PROBLEM DETAILS
Count the lines below in which "this" appears, then give that number by itself.

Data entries
• • • • • • •
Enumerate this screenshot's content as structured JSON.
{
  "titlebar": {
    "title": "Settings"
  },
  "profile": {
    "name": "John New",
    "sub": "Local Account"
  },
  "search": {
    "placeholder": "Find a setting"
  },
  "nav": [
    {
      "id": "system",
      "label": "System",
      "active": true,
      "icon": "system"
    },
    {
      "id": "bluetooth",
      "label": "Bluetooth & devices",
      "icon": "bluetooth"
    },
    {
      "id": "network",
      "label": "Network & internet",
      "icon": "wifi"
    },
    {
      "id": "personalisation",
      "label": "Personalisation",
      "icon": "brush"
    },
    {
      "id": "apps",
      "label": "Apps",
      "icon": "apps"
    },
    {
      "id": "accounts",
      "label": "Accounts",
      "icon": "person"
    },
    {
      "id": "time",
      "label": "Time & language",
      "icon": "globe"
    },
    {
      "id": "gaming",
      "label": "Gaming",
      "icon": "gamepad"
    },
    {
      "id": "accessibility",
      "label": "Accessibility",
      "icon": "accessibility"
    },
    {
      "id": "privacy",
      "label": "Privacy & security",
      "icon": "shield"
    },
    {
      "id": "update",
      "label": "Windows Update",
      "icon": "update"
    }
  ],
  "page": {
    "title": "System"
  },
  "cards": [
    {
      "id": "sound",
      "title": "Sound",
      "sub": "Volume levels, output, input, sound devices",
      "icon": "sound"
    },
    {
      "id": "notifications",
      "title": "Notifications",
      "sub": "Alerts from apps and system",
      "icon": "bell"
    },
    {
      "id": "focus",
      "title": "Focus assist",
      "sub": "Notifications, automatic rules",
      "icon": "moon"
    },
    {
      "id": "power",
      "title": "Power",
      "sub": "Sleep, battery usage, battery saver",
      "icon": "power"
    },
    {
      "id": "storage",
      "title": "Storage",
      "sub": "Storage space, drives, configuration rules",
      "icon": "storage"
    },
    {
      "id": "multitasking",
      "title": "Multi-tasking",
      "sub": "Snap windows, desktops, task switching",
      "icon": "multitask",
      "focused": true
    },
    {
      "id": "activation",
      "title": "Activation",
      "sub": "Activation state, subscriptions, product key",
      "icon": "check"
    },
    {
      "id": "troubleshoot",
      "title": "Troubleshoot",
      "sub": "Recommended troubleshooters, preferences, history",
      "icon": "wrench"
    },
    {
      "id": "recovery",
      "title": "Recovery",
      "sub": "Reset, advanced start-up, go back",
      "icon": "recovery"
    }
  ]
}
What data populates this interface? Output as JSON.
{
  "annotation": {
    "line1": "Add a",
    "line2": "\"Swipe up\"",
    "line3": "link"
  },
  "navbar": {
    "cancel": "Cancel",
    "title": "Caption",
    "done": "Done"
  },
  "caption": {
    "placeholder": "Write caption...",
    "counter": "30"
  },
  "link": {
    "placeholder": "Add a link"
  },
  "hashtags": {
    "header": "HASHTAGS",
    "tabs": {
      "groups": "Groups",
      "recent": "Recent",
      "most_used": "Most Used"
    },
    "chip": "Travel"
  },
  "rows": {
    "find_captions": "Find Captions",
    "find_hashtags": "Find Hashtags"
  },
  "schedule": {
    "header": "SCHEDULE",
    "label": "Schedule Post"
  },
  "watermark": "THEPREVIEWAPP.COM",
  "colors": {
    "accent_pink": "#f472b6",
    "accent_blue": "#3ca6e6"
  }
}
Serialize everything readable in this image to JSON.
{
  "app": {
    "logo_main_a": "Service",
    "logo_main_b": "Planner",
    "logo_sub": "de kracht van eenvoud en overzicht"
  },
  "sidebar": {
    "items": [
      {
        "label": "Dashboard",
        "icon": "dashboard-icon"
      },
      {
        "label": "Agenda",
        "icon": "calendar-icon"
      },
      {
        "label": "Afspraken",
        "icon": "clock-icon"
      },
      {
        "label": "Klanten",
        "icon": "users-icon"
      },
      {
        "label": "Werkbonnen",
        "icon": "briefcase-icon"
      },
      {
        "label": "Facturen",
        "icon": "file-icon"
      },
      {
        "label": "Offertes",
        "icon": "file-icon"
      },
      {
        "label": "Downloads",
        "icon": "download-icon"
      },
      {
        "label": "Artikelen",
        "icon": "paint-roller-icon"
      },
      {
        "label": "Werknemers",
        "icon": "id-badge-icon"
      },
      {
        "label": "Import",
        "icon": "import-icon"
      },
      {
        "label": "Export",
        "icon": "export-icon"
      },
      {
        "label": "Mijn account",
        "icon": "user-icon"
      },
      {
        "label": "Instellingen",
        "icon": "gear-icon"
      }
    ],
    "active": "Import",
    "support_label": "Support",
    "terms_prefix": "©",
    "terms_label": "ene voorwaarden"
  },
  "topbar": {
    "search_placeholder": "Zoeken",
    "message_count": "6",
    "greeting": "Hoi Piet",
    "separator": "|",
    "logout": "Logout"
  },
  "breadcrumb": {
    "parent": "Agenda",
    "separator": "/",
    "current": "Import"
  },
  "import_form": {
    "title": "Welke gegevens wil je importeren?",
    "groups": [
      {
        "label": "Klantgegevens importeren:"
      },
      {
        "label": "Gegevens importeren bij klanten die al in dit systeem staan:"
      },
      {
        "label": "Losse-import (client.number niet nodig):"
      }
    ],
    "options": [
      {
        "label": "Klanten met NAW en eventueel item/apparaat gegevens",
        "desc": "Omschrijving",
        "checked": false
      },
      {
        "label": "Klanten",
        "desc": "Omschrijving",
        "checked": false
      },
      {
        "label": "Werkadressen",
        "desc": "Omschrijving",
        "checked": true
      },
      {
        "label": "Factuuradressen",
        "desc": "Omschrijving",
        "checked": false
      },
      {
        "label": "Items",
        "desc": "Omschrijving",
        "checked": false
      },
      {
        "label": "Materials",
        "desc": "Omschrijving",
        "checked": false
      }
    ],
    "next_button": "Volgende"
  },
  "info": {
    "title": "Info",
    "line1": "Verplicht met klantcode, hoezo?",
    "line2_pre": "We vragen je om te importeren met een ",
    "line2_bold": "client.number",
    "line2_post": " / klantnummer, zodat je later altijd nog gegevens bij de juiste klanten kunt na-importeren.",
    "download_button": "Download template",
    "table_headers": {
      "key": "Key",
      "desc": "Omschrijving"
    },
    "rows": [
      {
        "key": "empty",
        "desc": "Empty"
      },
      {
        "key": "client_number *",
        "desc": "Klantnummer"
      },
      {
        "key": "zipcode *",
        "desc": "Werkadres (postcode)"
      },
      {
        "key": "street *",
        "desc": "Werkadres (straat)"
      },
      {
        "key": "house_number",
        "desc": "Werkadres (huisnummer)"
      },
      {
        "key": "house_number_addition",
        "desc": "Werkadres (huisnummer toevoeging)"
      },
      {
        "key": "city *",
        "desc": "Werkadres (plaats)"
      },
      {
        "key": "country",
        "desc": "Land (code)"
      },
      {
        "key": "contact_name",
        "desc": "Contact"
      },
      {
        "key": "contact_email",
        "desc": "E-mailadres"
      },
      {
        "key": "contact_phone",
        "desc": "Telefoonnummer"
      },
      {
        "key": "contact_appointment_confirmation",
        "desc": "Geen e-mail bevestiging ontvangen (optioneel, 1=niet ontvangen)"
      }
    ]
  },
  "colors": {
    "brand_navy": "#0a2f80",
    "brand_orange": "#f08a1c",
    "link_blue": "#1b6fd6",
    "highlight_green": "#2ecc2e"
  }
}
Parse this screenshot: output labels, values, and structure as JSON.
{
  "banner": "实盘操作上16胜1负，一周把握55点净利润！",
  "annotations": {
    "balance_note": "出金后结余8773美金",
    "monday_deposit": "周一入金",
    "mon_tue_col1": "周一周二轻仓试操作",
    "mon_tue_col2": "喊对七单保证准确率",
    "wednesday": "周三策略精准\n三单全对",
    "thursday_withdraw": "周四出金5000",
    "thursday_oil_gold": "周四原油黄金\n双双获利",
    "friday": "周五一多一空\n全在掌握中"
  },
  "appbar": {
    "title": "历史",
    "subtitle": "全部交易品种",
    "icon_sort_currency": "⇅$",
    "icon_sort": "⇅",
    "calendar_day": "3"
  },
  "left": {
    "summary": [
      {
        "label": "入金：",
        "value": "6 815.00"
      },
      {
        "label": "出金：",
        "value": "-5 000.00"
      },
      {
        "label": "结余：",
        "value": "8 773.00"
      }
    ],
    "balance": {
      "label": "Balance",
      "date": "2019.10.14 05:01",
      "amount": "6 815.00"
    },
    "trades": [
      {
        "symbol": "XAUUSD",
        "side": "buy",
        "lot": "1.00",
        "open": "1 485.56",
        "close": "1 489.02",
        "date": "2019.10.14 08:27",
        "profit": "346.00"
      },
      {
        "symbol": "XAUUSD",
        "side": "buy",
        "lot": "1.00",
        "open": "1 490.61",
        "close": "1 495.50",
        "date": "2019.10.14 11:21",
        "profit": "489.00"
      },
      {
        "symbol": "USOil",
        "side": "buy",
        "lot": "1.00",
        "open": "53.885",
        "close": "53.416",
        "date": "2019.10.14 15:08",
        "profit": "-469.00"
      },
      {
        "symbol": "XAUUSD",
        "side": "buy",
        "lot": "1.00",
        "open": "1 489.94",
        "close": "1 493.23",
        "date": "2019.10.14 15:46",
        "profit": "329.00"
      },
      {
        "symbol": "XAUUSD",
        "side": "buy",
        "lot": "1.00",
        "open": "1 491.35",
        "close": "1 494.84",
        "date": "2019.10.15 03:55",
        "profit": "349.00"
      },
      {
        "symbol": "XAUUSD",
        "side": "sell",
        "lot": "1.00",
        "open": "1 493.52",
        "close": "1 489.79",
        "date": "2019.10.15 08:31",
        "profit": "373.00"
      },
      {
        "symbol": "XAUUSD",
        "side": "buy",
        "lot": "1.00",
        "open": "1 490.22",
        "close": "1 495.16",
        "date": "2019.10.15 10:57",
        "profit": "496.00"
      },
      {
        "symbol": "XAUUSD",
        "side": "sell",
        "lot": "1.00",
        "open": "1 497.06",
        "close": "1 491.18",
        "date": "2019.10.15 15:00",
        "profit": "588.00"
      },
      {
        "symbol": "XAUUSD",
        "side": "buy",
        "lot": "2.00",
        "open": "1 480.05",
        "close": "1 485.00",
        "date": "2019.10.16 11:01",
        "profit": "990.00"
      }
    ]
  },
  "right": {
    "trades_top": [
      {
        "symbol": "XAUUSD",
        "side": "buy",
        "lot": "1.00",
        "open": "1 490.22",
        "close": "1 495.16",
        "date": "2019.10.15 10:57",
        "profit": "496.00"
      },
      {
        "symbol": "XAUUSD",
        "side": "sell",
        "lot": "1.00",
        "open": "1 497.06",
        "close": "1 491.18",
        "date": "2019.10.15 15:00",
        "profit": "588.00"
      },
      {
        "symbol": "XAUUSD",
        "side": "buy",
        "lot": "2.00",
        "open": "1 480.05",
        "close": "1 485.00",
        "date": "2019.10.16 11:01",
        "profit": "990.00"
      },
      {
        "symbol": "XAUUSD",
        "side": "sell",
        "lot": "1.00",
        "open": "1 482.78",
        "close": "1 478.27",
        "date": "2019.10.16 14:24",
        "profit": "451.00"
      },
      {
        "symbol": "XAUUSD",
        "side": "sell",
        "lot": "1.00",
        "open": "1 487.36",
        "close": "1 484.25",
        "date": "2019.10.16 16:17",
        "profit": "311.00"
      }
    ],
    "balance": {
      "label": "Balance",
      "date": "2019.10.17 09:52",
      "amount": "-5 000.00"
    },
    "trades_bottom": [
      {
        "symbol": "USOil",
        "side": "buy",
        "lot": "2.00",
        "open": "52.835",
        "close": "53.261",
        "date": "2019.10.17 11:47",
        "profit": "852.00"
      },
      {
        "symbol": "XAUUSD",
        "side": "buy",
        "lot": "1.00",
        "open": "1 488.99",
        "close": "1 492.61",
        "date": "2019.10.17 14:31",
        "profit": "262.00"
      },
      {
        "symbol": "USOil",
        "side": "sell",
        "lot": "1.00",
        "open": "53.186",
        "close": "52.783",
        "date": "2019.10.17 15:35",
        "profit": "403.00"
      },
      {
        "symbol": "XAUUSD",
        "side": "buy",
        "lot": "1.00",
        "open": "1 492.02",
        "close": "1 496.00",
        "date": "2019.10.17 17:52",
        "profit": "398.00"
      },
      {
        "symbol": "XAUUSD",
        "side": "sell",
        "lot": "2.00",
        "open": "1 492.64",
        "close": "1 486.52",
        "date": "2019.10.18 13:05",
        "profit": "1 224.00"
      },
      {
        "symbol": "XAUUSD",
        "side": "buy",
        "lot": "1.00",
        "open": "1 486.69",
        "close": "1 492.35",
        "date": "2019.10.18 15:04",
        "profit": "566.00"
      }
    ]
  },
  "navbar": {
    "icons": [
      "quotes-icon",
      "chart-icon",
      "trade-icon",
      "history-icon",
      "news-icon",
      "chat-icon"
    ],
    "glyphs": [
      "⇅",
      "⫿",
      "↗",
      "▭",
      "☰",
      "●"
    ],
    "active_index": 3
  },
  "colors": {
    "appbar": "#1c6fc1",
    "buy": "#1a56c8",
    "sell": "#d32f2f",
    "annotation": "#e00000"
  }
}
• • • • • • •
FINISHED TASK
4